The 600 freshmen from Kellenberg Memorial High School, carrying crosses and flags, walked in procession along sidewalks for a mile-and-a-half on a pilgrimage to see a film about the city where Jesus was crucified 2,000 years ago.
It was Ash Wednesday, and school administrators wanted to make it a memorable one for the freshman class as the Lenten season began. Their foreheads daubed with ashes, the students journeyed from the Uniondale parochial school across Hempstead Turnpike and to the Cradle of Aviation Museum in Garden City, where they watched the documentary film, "Jerusalem," in the IMAX theater.
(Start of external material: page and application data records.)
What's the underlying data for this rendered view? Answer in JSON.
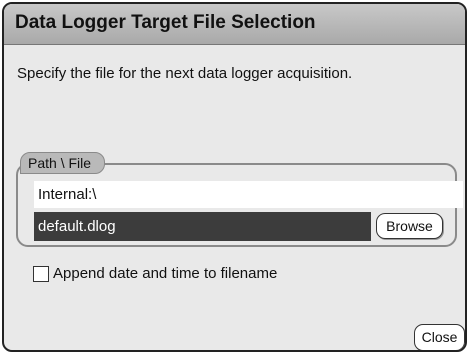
{
  "dialog": {
    "title": "Data Logger Target File Selection",
    "instructions": "Specify the file for the next data logger acquisition."
  },
  "path_group": {
    "label": "Path \\ File",
    "path_value": "Internal:\\",
    "file_value": "default.dlog",
    "browse_label": "Browse"
  },
  "append_option": {
    "label": "Append date and time to filename",
    "checked": false
  },
  "footer": {
    "close_label": "Close"
  },
  "colors": {
    "title_bar": "#b5b5b5",
    "dialog_background": "#e9e9e9",
    "selected_field": "#3c3c3c",
    "border": "#222222"
  }
}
"We teach our kids to be public about our faith," said Bryan Finn, Kellenberg's director of apostolic activities. "Being Catholic is not just going to church on Sunday. It's about how you live your life."
The event came as thousands of Catholics and other Christians across Long Island -- and millions around the country -- attended church services and received the ashes reminding them that they ultimately will return to dust.
Lent is the 40-day season of fasting, reflection and penance that culminates in Holy Week and the Easter Sunday commemoration of Jesus' Resurrection. Ash Wednesday is among the most heavily attended holy days of the year, church officials say.
Many of the students said they were thrilled to take part in the procession and watch the film. The movie, which came out last year, explores the religious history of the city of Jerusalem and how members of three faiths -- Jewish, Christian and Muslim -- coexist there, despite an often tumultuous past and present.
"I love this event. I get to come here with my family of Kellenberg and march together with the crosses and flags," said Chaz Rahynes, 14, of Freeport.
"Ash Wednesday reminds us we will return to dust as we begin our journey."
Liam Von Elm, 15, of Hempstead, called the gathering "fantastic. Getting 600 freshman to walk a mile to see a movie about our faith is incredible."
Some students were moved by the film, which is told through the eyes of three teenage girls of each faith.
"I thought it was amazing to see the different cultures," said Sydney Solferino, 14, of Merrick.
"I've taken a new perspective on the religions there, especially the Muslims, because they are easily stereotyped. It opened my eyes a little bit. I've come to respect them."
Deirdre Nelson, 14, of Merrick, said, "It was nice to see how culturally diverse such a small community is. It's cool, but kind of sad to see how separate" the religious groups live.
Brother Kenneth Hoagland, Kellenberg's principal, said the film underscored how "we are called to live with a peaceful, respectful understanding of each other in the world."
He said the film and the pilgrimage walk were a perfect way to start Lent, because it engaged "the mind, body and spirit."